Attendees enjoyed a lively panel discussion on Access to HIV Care and presentations on a wide variety of relevant topics to the field, including “HIV Epidemiology” from Erica Samoff, PhD, MPH, North Carolina Division of Public Health and “The Role of the Immune Response in Curing HIV” from Nilu Goonetilleke, PhD, UNC Chapel Hill. Allison Matthews, PhD, UNC Chapel Hill, spoke on “Crowdsourcing Contests and Community Engagement for HIV Cure Research: A Mixed Methods Evaluation” and Sarah Joseph, PhD, UNC Chapel Hill, shared information on “HIV in the Brain: Observations from Throughout Infection”.

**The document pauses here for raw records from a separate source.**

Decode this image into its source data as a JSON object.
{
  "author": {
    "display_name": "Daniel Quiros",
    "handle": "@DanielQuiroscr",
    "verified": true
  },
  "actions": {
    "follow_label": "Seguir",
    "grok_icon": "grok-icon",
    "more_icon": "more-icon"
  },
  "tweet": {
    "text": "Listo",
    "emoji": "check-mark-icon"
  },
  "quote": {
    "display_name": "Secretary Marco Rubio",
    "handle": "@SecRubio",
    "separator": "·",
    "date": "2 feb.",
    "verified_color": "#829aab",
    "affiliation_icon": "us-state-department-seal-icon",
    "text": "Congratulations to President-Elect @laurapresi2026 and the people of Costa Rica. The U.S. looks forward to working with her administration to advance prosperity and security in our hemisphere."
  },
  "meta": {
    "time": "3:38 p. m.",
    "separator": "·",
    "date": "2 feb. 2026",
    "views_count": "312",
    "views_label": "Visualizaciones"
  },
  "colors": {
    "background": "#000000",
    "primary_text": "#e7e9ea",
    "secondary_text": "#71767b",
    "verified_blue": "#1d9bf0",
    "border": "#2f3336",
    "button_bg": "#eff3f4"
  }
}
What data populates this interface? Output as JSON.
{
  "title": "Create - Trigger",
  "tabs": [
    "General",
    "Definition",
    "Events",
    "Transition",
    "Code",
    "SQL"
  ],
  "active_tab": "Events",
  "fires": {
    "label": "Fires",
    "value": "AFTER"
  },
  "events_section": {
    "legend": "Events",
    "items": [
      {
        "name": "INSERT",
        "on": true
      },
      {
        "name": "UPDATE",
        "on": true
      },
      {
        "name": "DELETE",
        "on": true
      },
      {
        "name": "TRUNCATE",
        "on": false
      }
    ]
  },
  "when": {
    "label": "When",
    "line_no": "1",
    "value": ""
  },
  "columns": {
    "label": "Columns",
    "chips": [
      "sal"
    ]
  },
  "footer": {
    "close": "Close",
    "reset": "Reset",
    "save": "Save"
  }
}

The UNC CFAR was represented at a number of other WAD events around the triangle this year, including the Red Tie Affair at UNC and the Durham County WAD Commemoration.

In addition to the World AIDS Day Symposium, the UNC CFAR supported a variety of community events around the triangle. One such event was the annual Red Tie Affair, hosted by UNC organization GlobeMed, a group of students dedicated to fighting for global health equity.

The benefit gala united students and health professionals to engage in a compassionate dialogue about HIV/AIDS. The UNC CFAR was represented by Myron S. Cohen, MD and David Wohl, MD. Dr. Cohen, Associate Director of the CFAR, presented on HIV prevention efforts in 2016 and offered suggestions on how to continue propelling these efforts forward. Dr. David Wohl, Professor of Medicine in the UNC Division of Infectious Diseases, presented on HIV Therapy and the incredible strides that have been made in the search for a cure.

Proceeds for the event will support GlobeMed’s partnership with Young Love, an organization based in Botswana with a mission to implement life-saving sexual health education programs for youth in Southern Africa.

The UNC CFAR CODE office was represented by Office Director Caressa White at the Durham County World AIDS Day Commemoration. The event was held in Durham Central Park, featuring remarks from Michael Wilson and Virginia Mitchell, Chairs of the HIV/STI committee. Caressa White shared a timeline of the HIV/AIDS epidemic and attendees enjoyed artistic performances by TAKIRY Dance Group from El Centro Hispano and Voices from the Heart from Triangle Empowerment Center. Following a candle lighting ceremony in remembrance of those we have lost to the epidemic, the crowd walked to the LGBTQ Center of Durham for a group viewing of an HIV/AIDS-themed photography exhibit “I Still Remember” and reception.